Drawings, found in the hundreds, every page hand-bound, every artwork a labour of love. Why was it found in a dumpster in Springfield, Missouri, by a teenager who pulled it out in 1970? For decades, the only clue to its origins was a water mark: “Missouri State ‘Lunatic Asylum’ No. 3.”
These drawings weren’t an afterthought. They were 300 pages of someone’s life. The dumpster-digging teen who’d made the discovery waited more than three decades before he decided to sell the book on eBay in 2006, when a collector in St. Louis didn’t hesitate to snatch them up for $10,000. Today, a single page fetches around $16K at auction.
Who was the artist – or, artists? The element of mystery only added to public intrigue. The St. Louis collector in turn sold the notebook on to New York City collector Harris Diamant, who decided to call the mystery artist “The Electric Pencil” due to the letters “ECT” on some of the drawing – electro-convulsive therapy.
Dark things had been happening inside the hospital, which was long gone by the time Diamant was investigating the Electric Pencil Artist. Today, we know that it was underfunded, understaffed, and a breeding ground for caretaker and patient abuse. The colourful notebook was likely one patient’s coping mechanism. Compiling a nameless portfolio of wide-eyed Victorians and baby blue rivers; circus animals and steamboats, the notebook was both impeccable, and troubling.
In search of more clues, Diamant decided to run some of the drawings in Missouri’s most prominent newspaper.
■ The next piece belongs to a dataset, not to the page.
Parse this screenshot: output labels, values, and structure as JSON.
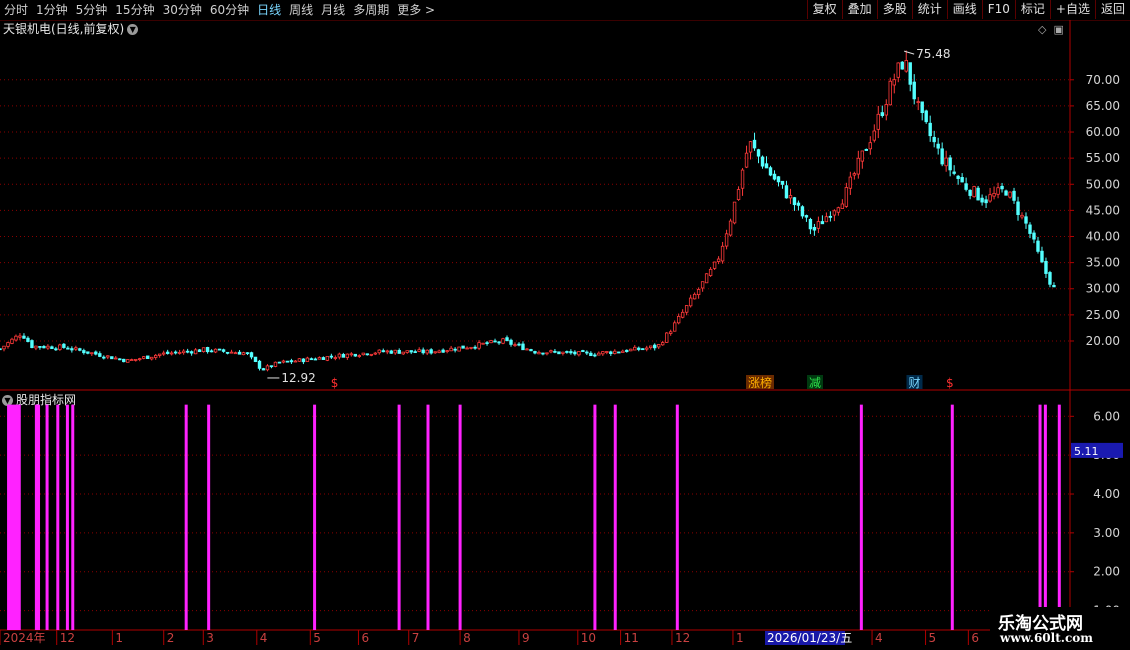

Amazingly, a woman named Julie responded to the feature with a name: James Edward Deeds, Jr. He was her uncle, and her mother’s portrait, along with her name, Martaun, was in the notebook. The notebook was treasured by the Deeds family, who were distraught to have lost it in the shuffle of moving houses. Hence, we arrive at the dumpster c. 1970, and reach the full circle of our story. Forty one years after their discovery, the drawings finally had a name.
“Edward,” as folks called him, was a sweet boy – and never really cut out for the hardness of farm life that awaited his family upon return from Panama, where he was born in 1908, to the United States. He was autistic but misdiagnosed as schizophrenic. It was his father, who beat him regularly, that placed Edward in the asylum for life after an incident where Edward allegedly threatened his brother, Clay, with a hatchet. According to his brother, however, the whole thing was a tragic misunderstanding of which their abusive father took advantage. Edward and his brother Clay remained close until the former died in 1987.
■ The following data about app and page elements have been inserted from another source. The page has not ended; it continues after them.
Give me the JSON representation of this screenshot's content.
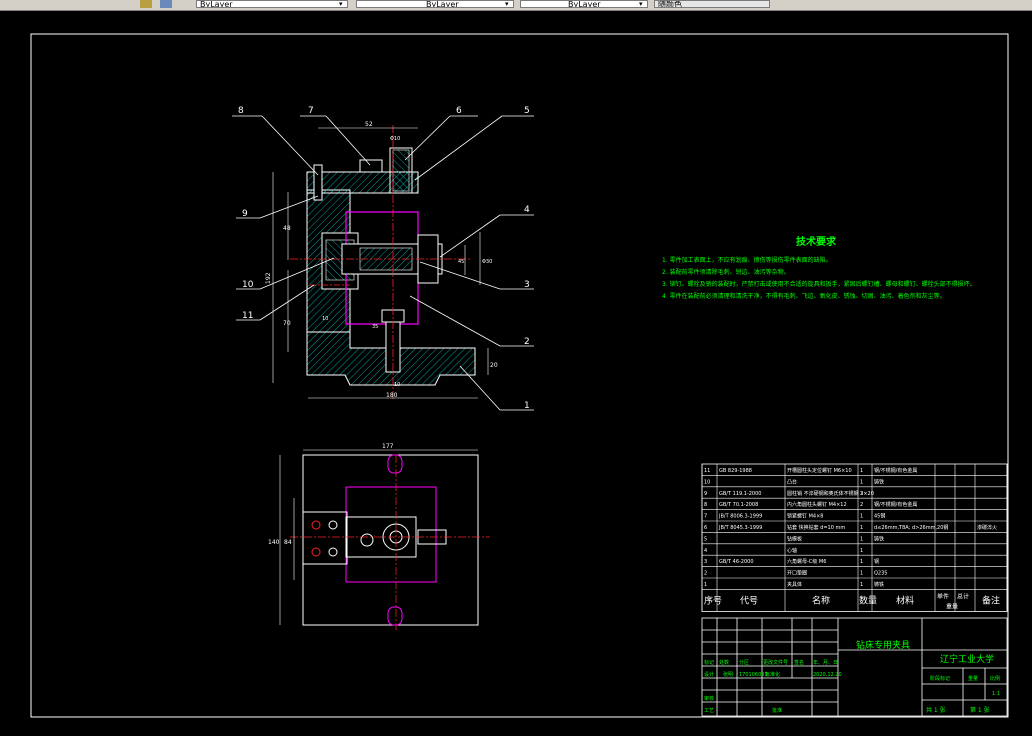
{
  "toolbar": {
    "color_control": "ByLayer",
    "linetype_control": "ByLayer",
    "lineweight_control": "ByLayer",
    "plotstyle_control": "随颜色"
  },
  "balloons": [
    "8",
    "7",
    "6",
    "5",
    "9",
    "4",
    "10",
    "3",
    "11",
    "2",
    "1"
  ],
  "dims": {
    "top_width": "52",
    "top_small": "Φ10",
    "left_height": "192",
    "left_mid": "48",
    "left_low": "70",
    "right_a": "45",
    "right_b": "Φ30",
    "base_height": "20",
    "bottom_width": "180",
    "mid_a": "10",
    "mid_b": "35",
    "mid_c": "10",
    "plan_width": "177",
    "plan_height": "140",
    "plan_inner": "84"
  },
  "tech": {
    "title": "技术要求",
    "lines": [
      "1. 零件加工表面上，不应有划痕、擦伤等损伤零件表面的缺陷。",
      "2. 装配前零件须清除毛刺、锐边、油污等杂物。",
      "3. 铆钉、螺栓及销的装配时，严禁打击或使用不合适的旋具和扳手，紧固后螺钉槽、螺母和螺钉、螺栓头部不得损坏。",
      "4. 零件在装配前必须清理和清洗干净，不得有毛刺、飞边、氧化皮、锈蚀、切屑、油污、着色剂和灰尘等。"
    ]
  },
  "bom": {
    "rows": [
      [
        "11",
        "GB 829-1988",
        "开槽圆柱头定位螺钉 M6×10",
        "1",
        "钢/不锈钢/有色金属",
        ""
      ],
      [
        "10",
        "",
        "凸台",
        "1",
        "铸铁",
        ""
      ],
      [
        "9",
        "GB/T 119.1-2000",
        "圆柱销 不淬硬钢和奥氏体不锈钢 3×20",
        "2",
        "",
        ""
      ],
      [
        "8",
        "GB/T 70.1-2008",
        "内六角圆柱头螺钉 M4×12",
        "2",
        "钢/不锈钢/有色金属",
        ""
      ],
      [
        "7",
        "JB/T 8006.3-1999",
        "锁紧螺钉 M4×8",
        "1",
        "45钢",
        ""
      ],
      [
        "6",
        "JB/T 8045.3-1999",
        "钻套 快换钻套 d=10 mm",
        "1",
        "d≤26mm,T8A; d>26mm,20钢",
        "渗碳淬火"
      ],
      [
        "5",
        "",
        "钻模板",
        "1",
        "铸铁",
        ""
      ],
      [
        "4",
        "",
        "心轴",
        "1",
        "",
        ""
      ],
      [
        "3",
        "GB/T 46-2000",
        "六角螺母-C级 M6",
        "1",
        "钢",
        ""
      ],
      [
        "2",
        "",
        "开口垫圈",
        "1",
        "Q235",
        ""
      ],
      [
        "1",
        "",
        "夹具体",
        "1",
        "铸铁",
        ""
      ]
    ],
    "header": {
      "seq": "序号",
      "code": "代号",
      "name": "名称",
      "qty": "数量",
      "material": "材料",
      "single": "单件",
      "total": "总计",
      "weight": "重量",
      "remark": "备注"
    }
  },
  "titleblock": {
    "drawing_title": "钻床专用夹具",
    "school": "辽宁工业大学",
    "row_labels": [
      "标记",
      "处数",
      "分区",
      "更改文件号",
      "签名",
      "年、月、日"
    ],
    "design_label": "设计",
    "designer": "张明",
    "std_label": "标准化",
    "student_id": "170106033",
    "date": "2020.12.20",
    "stage_label": "阶段标记",
    "weight_label": "重量",
    "scale_label": "比例",
    "scale": "1:1",
    "review_label": "审核",
    "process_label": "工艺",
    "approve_label": "批准",
    "sheets": "共 1 张",
    "sheet_no": "第 1 张"
  }
}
But why was Edward, a man drawing in the 1930s, dreaming up Victorian Era figures long before his lifetime? There’s a childlike style to his work, but it also separates itself from some of the usual Outsider Art attributes.
There are no frenetically overdrawn pieces, no psychedelic patterns fighting for space on the paper. The lines are tight lipped, charmingly meticulous – as if they could’ve spilled out of Wes Anderson’s briefcase. They’re patient.
They remind us of the drawings from another world, similar to that of Outsider Artist Henry Darger’s fantastic saga of the “Vivian Girls”. Yet, these works don’t have any of Henry’s dense, war-torn foreground. Edward’s work is mainly circus tents, parading animals and steamboats; prim gardens, feather hats, and factories. Is it a precision that brinks on obsession? Control?
Alas, this is where the holes come in. Pinning Edward as the artist doesn’t mean we understand his oeuvre, or life, completely. He left no written memoirs behind. His notebook holds the only clues that tether him to a reality beyond the drawings – depicting a family member here, or a reference to a doctor that was likely administering electroshock therapy.
All of this makes it impossible to draw any weighted conclusions, but perhaps it’s for the best that Edward’s legacy should live on in the imagination. The gallery that now handles his work does so with care, and has helped release his work in a book called, The Electric Pencil: Drawings from Inside State Hospital No. 3. There have also been whispers of an upcoming documentary on the artist.
Discover all of Edward’s drawing in this digital archive.